*TASK MATERIAL*:
══════════
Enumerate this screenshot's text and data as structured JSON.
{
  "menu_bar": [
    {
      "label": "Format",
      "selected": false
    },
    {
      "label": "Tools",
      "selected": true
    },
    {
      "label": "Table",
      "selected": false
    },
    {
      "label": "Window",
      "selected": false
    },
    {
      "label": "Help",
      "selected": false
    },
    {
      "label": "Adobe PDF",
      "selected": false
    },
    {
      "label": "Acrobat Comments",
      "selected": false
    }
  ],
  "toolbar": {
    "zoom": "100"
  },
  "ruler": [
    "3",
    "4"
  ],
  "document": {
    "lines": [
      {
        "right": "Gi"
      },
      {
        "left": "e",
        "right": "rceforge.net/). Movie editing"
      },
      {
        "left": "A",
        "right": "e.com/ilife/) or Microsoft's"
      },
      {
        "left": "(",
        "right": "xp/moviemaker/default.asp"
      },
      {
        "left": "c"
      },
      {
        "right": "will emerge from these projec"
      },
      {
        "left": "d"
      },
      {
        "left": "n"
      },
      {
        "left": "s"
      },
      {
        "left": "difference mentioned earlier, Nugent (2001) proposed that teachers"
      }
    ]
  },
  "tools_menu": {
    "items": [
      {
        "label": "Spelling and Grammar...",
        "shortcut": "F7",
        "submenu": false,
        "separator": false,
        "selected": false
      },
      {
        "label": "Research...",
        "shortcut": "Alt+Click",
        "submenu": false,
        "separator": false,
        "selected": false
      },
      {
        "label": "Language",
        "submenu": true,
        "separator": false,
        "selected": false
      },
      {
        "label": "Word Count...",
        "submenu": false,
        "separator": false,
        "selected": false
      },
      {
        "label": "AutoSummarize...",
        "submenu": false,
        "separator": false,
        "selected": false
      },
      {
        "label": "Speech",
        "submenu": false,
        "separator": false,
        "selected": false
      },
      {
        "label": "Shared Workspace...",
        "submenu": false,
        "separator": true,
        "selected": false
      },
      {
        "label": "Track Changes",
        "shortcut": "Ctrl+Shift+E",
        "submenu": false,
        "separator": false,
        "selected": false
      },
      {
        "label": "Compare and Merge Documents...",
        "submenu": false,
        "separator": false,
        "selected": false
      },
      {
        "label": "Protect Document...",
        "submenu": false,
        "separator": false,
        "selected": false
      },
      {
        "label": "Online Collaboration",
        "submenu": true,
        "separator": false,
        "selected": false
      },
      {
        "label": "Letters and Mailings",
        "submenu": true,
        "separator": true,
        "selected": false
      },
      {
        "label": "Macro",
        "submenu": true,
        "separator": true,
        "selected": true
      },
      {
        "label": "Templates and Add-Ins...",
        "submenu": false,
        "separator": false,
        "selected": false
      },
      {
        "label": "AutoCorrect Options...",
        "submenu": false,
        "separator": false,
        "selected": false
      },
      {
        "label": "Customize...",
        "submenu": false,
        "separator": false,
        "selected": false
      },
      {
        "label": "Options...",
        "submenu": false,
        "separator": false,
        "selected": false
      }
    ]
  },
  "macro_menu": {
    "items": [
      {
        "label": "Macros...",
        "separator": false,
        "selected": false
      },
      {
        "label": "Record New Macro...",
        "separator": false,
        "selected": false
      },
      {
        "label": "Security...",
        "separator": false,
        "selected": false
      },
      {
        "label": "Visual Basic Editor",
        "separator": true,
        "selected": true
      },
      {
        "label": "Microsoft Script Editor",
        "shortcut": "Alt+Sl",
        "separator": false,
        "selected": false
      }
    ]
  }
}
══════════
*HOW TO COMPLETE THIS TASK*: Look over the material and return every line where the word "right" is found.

*ANSWER TO THIS TASK*:
        "right": "Gi"
        "right": "rceforge.net/). Movie editing"
        "right": "e.com/ilife/) or Microsoft's"
        "right": "xp/moviemaker/default.asp"
        "right": "will emerge from these projec"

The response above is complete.